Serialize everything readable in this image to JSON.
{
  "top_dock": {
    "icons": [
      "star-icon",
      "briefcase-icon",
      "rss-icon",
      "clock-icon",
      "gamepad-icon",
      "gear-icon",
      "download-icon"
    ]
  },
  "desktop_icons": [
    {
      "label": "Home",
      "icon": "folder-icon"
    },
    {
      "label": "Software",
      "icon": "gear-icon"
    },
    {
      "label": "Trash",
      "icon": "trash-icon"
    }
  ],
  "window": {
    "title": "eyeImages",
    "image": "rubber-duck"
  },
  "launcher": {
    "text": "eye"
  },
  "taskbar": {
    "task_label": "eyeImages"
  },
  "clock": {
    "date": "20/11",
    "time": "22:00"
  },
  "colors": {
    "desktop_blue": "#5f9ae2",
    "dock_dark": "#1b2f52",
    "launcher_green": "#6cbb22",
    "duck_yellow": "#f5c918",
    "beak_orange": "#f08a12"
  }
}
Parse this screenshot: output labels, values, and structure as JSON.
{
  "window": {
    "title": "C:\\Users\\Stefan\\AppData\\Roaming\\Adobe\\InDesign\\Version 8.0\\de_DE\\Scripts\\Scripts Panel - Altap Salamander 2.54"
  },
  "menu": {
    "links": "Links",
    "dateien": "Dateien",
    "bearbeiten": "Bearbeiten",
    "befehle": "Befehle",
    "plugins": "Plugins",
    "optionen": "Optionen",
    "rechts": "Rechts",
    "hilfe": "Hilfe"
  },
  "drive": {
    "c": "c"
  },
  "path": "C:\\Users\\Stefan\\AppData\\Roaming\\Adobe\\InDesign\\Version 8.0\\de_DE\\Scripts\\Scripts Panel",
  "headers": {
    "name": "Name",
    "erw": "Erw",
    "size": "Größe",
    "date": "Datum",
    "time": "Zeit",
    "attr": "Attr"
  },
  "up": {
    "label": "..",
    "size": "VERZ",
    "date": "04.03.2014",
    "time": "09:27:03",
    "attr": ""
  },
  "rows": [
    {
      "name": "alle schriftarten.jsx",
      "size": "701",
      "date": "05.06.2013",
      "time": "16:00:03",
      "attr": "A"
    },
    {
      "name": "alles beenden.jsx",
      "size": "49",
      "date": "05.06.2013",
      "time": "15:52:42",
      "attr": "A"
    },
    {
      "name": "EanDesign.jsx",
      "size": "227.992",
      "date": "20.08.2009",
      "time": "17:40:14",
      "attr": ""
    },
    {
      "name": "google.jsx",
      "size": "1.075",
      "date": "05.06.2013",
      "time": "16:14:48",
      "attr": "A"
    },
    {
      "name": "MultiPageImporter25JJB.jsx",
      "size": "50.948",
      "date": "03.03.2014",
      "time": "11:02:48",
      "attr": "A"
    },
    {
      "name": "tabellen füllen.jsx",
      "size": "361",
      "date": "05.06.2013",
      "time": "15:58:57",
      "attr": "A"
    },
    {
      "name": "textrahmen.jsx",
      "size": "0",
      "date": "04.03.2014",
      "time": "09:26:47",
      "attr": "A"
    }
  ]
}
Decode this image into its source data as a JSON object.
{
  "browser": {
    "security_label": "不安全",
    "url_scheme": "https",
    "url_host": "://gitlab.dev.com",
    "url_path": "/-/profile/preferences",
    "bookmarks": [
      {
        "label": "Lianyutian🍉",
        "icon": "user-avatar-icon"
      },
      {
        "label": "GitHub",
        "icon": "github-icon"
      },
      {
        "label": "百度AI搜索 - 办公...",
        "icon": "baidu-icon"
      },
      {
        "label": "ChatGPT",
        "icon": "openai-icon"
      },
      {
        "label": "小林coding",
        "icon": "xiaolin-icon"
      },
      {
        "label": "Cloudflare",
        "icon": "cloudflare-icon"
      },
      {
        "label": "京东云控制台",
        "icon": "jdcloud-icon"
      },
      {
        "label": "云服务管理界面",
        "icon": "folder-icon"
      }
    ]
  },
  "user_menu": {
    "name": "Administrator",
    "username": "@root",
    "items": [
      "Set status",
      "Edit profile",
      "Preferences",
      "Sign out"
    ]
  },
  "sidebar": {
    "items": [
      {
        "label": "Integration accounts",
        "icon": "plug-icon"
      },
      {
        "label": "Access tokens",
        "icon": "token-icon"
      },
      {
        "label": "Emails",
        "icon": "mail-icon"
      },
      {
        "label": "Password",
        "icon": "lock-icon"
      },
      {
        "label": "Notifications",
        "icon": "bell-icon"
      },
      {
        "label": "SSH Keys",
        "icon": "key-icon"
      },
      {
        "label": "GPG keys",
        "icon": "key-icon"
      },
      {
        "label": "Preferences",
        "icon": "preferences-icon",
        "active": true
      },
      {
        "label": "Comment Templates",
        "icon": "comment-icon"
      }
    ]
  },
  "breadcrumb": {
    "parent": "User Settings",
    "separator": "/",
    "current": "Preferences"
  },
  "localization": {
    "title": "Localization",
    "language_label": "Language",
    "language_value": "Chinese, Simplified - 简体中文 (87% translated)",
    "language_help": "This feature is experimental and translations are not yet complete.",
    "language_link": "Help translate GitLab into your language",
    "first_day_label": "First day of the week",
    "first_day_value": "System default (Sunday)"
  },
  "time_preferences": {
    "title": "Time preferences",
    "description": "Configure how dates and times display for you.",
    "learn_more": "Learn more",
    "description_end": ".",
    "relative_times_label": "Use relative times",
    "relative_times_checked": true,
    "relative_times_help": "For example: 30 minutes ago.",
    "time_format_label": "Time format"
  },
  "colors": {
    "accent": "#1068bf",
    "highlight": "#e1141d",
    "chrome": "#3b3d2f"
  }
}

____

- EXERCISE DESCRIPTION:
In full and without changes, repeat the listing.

- RESULT FOR THIS TASK:
Serialize everything readable in this image to JSON.
{
  "top_dock": {
    "icons": [
      "star-icon",
      "briefcase-icon",
      "rss-icon",
      "clock-icon",
      "gamepad-icon",
      "gear-icon",
      "download-icon"
    ]
  },
  "desktop_icons": [
    {
      "label": "Home",
      "icon": "folder-icon"
    },
    {
      "label": "Software",
      "icon": "gear-icon"
    },
    {
      "label": "Trash",
      "icon": "trash-icon"
    }
  ],
  "window": {
    "title": "eyeImages",
    "image": "rubber-duck"
  },
  "launcher": {
    "text": "eye"
  },
  "taskbar": {
    "task_label": "eyeImages"
  },
  "clock": {
    "date": "20/11",
    "time": "22:00"
  },
  "colors": {
    "desktop_blue": "#5f9ae2",
    "dock_dark": "#1b2f52",
    "launcher_green": "#6cbb22",
    "duck_yellow": "#f5c918",
    "beak_orange": "#f08a12"
  }
}
Parse this screenshot: output labels, values, and structure as JSON.
{
  "window": {
    "title": "C:\\Users\\Stefan\\AppData\\Roaming\\Adobe\\InDesign\\Version 8.0\\de_DE\\Scripts\\Scripts Panel - Altap Salamander 2.54"
  },
  "menu": {
    "links": "Links",
    "dateien": "Dateien",
    "bearbeiten": "Bearbeiten",
    "befehle": "Befehle",
    "plugins": "Plugins",
    "optionen": "Optionen",
    "rechts": "Rechts",
    "hilfe": "Hilfe"
  },
  "drive": {
    "c": "c"
  },
  "path": "C:\\Users\\Stefan\\AppData\\Roaming\\Adobe\\InDesign\\Version 8.0\\de_DE\\Scripts\\Scripts Panel",
  "headers": {
    "name": "Name",
    "erw": "Erw",
    "size": "Größe",
    "date": "Datum",
    "time": "Zeit",
    "attr": "Attr"
  },
  "up": {
    "label": "..",
    "size": "VERZ",
    "date": "04.03.2014",
    "time": "09:27:03",
    "attr": ""
  },
  "rows": [
    {
      "name": "alle schriftarten.jsx",
      "size": "701",
      "date": "05.06.2013",
      "time": "16:00:03",
      "attr": "A"
    },
    {
      "name": "alles beenden.jsx",
      "size": "49",
      "date": "05.06.2013",
      "time": "15:52:42",
      "attr": "A"
    },
    {
      "name": "EanDesign.jsx",
      "size": "227.992",
      "date": "20.08.2009",
      "time": "17:40:14",
      "attr": ""
    },
    {
      "name": "google.jsx",
      "size": "1.075",
      "date": "05.06.2013",
      "time": "16:14:48",
      "attr": "A"
    },
    {
      "name": "MultiPageImporter25JJB.jsx",
      "size": "50.948",
      "date": "03.03.2014",
      "time": "11:02:48",
      "attr": "A"
    },
    {
      "name": "tabellen füllen.jsx",
      "size": "361",
      "date": "05.06.2013",
      "time": "15:58:57",
      "attr": "A"
    },
    {
      "name": "textrahmen.jsx",
      "size": "0",
      "date": "04.03.2014",
      "time": "09:26:47",
      "attr": "A"
    }
  ]
}
Decode this image into its source data as a JSON object.
{
  "browser": {
    "security_label": "不安全",
    "url_scheme": "https",
    "url_host": "://gitlab.dev.com",
    "url_path": "/-/profile/preferences",
    "bookmarks": [
      {
        "label": "Lianyutian🍉",
        "icon": "user-avatar-icon"
      },
      {
        "label": "GitHub",
        "icon": "github-icon"
      },
      {
        "label": "百度AI搜索 - 办公...",
        "icon": "baidu-icon"
      },
      {
        "label": "ChatGPT",
        "icon": "openai-icon"
      },
      {
        "label": "小林coding",
        "icon": "xiaolin-icon"
      },
      {
        "label": "Cloudflare",
        "icon": "cloudflare-icon"
      },
      {
        "label": "京东云控制台",
        "icon": "jdcloud-icon"
      },
      {
        "label": "云服务管理界面",
        "icon": "folder-icon"
      }
    ]
  },
  "user_menu": {
    "name": "Administrator",
    "username": "@root",
    "items": [
      "Set status",
      "Edit profile",
      "Preferences",
      "Sign out"
    ]
  },
  "sidebar": {
    "items": [
      {
        "label": "Integration accounts",
        "icon": "plug-icon"
      },
      {
        "label": "Access tokens",
        "icon": "token-icon"
      },
      {
        "label": "Emails",
        "icon": "mail-icon"
      },
      {
        "label": "Password",
        "icon": "lock-icon"
      },
      {
        "label": "Notifications",
        "icon": "bell-icon"
      },
      {
        "label": "SSH Keys",
        "icon": "key-icon"
      },
      {
        "label": "GPG keys",
        "icon": "key-icon"
      },
      {
        "label": "Preferences",
        "icon": "preferences-icon",
        "active": true
      },
      {
        "label": "Comment Templates",
        "icon": "comment-icon"
      }
    ]
  },
  "breadcrumb": {
    "parent": "User Settings",
    "separator": "/",
    "current": "Preferences"
  },
  "localization": {
    "title": "Localization",
    "language_label": "Language",
    "language_value": "Chinese, Simplified - 简体中文 (87% translated)",
    "language_help": "This feature is experimental and translations are not yet complete.",
    "language_link": "Help translate GitLab into your language",
    "first_day_label": "First day of the week",
    "first_day_value": "System default (Sunday)"
  },
  "time_preferences": {
    "title": "Time preferences",
    "description": "Configure how dates and times display for you.",
    "learn_more": "Learn more",
    "description_end": ".",
    "relative_times_label": "Use relative times",
    "relative_times_checked": true,
    "relative_times_help": "For example: 30 minutes ago.",
    "time_format_label": "Time format"
  },
  "colors": {
    "accent": "#1068bf",
    "highlight": "#e1141d",
    "chrome": "#3b3d2f"
  }
}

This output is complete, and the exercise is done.